Description of the task → Please count the lines below that contain the word "title", and reply with that number alone.
Data for processing section start
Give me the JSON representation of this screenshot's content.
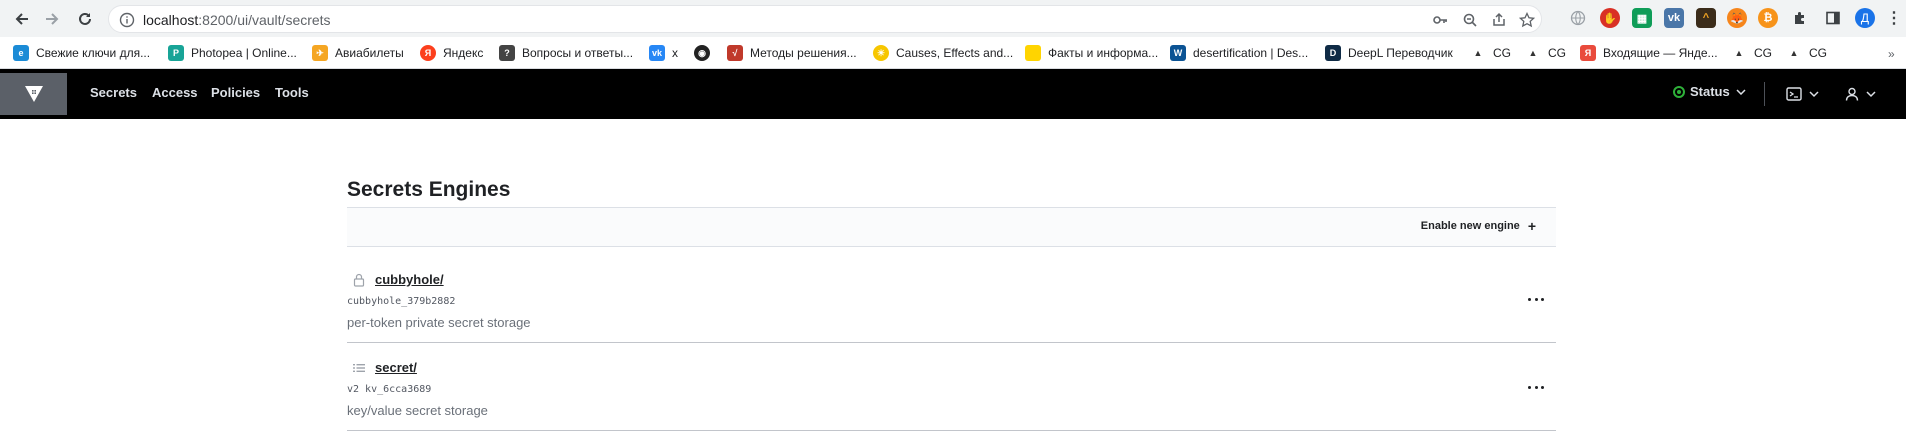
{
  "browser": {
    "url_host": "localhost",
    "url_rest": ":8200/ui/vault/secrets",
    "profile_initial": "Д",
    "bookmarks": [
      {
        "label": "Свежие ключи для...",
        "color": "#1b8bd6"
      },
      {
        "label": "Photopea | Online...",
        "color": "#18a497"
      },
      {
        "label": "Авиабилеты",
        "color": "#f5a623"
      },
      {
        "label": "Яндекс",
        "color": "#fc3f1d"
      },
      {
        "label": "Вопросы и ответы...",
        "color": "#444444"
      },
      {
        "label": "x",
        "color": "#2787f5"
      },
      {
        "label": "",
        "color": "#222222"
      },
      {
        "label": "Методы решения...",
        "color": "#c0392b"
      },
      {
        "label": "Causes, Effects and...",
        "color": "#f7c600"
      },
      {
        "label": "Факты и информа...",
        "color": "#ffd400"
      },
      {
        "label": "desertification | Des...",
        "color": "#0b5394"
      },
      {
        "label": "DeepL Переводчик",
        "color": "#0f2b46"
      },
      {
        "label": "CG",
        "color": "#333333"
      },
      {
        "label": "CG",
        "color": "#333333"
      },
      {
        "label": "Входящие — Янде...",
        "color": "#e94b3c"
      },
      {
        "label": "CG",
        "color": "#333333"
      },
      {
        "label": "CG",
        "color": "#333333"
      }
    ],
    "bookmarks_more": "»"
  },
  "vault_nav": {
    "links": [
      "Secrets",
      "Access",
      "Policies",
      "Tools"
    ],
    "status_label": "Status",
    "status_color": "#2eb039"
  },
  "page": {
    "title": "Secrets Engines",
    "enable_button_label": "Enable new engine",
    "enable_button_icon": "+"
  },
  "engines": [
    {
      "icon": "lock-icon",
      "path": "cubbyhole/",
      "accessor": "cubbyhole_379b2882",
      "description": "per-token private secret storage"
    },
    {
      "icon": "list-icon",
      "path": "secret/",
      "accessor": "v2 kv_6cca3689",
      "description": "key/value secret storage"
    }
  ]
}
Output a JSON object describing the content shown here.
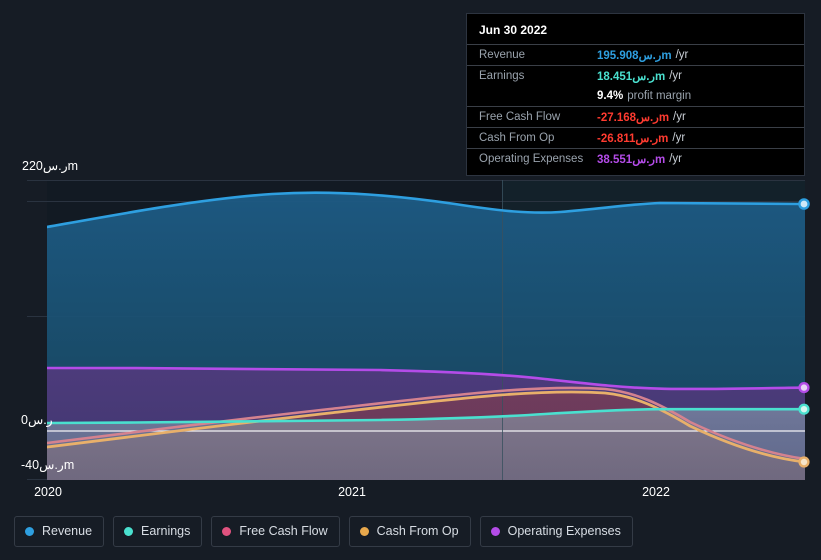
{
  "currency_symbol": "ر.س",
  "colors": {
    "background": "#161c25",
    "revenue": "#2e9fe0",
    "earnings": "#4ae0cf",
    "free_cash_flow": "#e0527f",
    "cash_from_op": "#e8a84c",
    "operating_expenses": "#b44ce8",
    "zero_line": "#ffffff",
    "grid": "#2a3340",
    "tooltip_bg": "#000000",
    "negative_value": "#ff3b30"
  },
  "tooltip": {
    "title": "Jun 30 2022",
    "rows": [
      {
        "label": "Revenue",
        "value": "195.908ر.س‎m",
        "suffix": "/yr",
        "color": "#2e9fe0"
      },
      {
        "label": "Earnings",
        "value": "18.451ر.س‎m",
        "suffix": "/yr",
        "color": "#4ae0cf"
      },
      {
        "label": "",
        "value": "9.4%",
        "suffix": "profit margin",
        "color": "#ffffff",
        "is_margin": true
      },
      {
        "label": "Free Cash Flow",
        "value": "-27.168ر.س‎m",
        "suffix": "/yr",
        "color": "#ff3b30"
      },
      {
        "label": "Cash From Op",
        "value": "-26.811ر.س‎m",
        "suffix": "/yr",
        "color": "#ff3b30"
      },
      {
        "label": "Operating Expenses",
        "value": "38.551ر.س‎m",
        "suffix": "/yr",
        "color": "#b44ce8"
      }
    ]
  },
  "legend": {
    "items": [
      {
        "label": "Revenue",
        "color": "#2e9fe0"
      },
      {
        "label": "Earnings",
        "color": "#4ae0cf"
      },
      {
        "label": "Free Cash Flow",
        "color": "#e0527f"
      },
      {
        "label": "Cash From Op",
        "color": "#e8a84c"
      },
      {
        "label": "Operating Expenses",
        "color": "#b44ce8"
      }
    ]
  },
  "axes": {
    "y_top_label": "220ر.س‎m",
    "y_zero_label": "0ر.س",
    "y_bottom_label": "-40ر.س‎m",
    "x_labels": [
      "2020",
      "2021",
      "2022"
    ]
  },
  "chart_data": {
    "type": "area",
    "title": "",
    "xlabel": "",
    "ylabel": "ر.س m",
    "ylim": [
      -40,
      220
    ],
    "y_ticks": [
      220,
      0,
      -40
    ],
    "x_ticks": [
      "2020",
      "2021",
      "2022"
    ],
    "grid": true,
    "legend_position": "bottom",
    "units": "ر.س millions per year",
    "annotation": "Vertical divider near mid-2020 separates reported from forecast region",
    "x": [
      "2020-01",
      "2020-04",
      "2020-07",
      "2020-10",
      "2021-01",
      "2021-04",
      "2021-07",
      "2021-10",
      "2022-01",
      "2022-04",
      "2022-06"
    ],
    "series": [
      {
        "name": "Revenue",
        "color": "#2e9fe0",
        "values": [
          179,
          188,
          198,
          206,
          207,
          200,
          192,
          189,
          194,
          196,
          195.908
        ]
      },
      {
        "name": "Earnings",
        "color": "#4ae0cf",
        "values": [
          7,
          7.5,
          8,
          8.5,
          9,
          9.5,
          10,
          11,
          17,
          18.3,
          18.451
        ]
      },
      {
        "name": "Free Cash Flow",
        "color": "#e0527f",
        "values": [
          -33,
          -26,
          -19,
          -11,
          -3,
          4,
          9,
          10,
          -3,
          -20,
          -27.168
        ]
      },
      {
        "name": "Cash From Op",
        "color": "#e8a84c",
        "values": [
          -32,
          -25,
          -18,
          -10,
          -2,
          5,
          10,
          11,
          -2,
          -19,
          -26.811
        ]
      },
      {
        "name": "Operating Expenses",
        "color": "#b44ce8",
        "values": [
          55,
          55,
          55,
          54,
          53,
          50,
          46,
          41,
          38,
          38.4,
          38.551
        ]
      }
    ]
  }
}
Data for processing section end
Your response → 3